Madzirov clearly owes a debt to East European forerunners such as Zbigniew Herbert, Miroslav Holub or Wiesława Szymborska, though his often elegiac tone is very different; he can be epigrammatic and surreal but is always diffuse, not sharp or satirical. The blurb says he’s been compared to Tomas Tranströmer, which works – they both combine precision with a sort of bardic distance. Remnants of Another Age belongs in such company. This is a book that will last.

Fiona Moore

“approach quiet by degrees”

Yellow & Blue, Thomas A. Clark, Carcanet, £9.95
reviewed by Pippa Little

yellow and blue

Reading Yellow & Blue is a cool, slow, cumulative experience. Concise, epigrammatic, the poems inscribe themselves, two or three to each bare page. All in lower case, unpunctuated, untitled, unpeopled, they create an imaginative terrain at once of great clarity and great distance. Coming new to Thomas A. Clark’s work I was struck by its echoes of Basho’s journeying through wild landscape and his succinctly-expressed, impressionistic empathy with nature. On researching, I found Clark’s roots interconnect with the ‘land art’ of Ian Hamilton Finlay and his son Alec Finlay, on whom Basho has been a profound influence. He has also been associated with Simon Cutts (whose projects in landscape include a poem-engraved glass bridge and ‘Aeolean Neon’, words by John Clare illuminated in a small stone barn by wind turbine) and with artist/poet Johnathan Williams, whose Jargon Press published Bunting, Levertov, Niedecker, Zukofsky and Creeley. As editor of his own Moschatel Press Thomas A. Clark has also published poems by Cid Corman, a co-translator of Basho. So the interweaving of Objectivism, Minimalism, Black Mountain and art practice of Poetic Conceptualism form a dense canopy.

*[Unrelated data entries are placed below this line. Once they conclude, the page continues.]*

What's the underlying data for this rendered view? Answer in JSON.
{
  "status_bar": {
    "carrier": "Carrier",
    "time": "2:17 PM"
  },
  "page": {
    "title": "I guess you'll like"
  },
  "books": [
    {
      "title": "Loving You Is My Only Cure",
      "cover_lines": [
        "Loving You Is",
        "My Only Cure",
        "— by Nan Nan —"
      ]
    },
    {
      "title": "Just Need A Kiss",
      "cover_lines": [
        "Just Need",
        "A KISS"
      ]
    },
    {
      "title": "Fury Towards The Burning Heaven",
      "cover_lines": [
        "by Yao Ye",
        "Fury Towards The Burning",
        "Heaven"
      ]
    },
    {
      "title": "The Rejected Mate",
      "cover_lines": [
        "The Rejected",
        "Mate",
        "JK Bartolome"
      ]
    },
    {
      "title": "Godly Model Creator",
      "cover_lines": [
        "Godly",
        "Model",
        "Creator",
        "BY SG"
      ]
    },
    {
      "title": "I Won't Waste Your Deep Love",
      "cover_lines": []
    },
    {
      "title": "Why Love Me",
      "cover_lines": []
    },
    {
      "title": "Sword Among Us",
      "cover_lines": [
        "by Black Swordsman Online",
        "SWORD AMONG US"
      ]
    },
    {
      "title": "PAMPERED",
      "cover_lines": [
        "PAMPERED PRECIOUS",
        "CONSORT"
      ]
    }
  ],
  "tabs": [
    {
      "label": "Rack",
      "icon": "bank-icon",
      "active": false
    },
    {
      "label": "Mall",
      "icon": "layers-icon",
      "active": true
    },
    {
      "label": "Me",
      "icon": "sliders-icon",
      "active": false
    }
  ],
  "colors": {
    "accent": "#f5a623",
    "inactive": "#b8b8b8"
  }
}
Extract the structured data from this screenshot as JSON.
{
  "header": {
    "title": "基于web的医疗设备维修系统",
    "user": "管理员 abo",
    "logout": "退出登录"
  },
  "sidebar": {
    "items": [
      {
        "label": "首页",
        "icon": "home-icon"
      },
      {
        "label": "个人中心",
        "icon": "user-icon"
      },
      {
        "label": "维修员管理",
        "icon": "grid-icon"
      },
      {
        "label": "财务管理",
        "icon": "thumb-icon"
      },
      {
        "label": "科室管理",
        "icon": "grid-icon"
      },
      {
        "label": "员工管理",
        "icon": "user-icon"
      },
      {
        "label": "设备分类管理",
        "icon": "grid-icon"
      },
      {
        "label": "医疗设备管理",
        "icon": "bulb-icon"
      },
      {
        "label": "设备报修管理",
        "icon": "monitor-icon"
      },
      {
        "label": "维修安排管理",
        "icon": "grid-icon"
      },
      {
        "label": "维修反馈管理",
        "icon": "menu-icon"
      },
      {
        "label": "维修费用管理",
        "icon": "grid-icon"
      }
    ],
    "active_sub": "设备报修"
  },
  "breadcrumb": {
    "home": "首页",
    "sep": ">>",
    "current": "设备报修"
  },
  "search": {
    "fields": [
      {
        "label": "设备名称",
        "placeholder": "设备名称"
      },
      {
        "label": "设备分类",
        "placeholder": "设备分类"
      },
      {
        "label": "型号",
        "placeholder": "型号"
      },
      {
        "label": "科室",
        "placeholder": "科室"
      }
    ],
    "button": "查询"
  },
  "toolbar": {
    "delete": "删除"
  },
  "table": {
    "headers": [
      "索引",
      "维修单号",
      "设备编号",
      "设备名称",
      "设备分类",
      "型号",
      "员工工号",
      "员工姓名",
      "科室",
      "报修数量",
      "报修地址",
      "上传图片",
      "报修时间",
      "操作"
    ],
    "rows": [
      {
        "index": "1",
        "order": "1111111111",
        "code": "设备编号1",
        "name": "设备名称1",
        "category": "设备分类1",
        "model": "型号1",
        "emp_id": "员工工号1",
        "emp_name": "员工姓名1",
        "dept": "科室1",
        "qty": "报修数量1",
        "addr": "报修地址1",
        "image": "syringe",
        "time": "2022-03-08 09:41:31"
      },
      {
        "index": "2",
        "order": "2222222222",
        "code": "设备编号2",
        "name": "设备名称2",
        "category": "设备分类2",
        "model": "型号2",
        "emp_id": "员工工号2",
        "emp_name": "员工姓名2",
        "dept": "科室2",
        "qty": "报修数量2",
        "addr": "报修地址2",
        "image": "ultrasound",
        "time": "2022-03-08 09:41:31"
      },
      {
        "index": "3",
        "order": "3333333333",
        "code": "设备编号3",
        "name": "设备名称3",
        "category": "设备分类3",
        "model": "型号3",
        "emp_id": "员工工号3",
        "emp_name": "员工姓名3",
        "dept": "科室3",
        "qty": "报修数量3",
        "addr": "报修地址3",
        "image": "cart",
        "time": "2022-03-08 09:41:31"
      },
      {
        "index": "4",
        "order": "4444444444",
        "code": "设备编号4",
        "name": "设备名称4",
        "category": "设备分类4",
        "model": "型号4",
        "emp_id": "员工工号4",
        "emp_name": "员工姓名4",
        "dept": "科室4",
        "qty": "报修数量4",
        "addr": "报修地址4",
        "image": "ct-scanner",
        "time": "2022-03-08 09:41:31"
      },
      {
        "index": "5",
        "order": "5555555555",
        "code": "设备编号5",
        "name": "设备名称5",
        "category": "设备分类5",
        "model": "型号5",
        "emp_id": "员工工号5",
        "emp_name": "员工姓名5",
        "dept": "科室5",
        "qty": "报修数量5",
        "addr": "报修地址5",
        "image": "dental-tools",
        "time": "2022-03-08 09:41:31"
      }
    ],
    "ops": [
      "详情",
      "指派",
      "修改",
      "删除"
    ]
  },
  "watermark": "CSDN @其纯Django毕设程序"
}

Even without the family trees, however, this volume stands tall. The lyric voice is tough, delicate, risk-taking:

seems full
until need
fills it


and often extremely beautiful:

at a tap
a cloud
of pollen
to drift
in a puff
of dust


It reads as a moving, tender eulogy to a world of natural things and creatures and to forces beyond language of light and time. The span of the poems goes beyond human life-cycles, swoops across aeons, swerves between enormity and minuteness of scale: stone forms and dissolves, blackbirds hatch and die. It’s a recognisably northern, Scottish environment, bleak and yet seductive with its pines, mountains, machair, thistles, burns, its “centuries of rain” (p.20), brim-full of animal, bird and insect life yet curiously empty. Nothing of the modern intrudes: Clark is no Paul Farley, unconcerned as he is by the ‘edgeland’ interfaces between urban and rural, the strange beauty of human-damaged spaces.

What comes through powerfully instead is the cold, spring water-like tone of the poems, so spare and pared-down they are deceptively slight yet strong as cobwebs and as meticulously crafted. Whether you choose to ‘dip in’ to this collection or read it through as a whole, it will take you to a quiet, meditative place where the mind is let free to enjoy the pure music of the poems and emerge deeply satisfied and replenished.

Pippa Little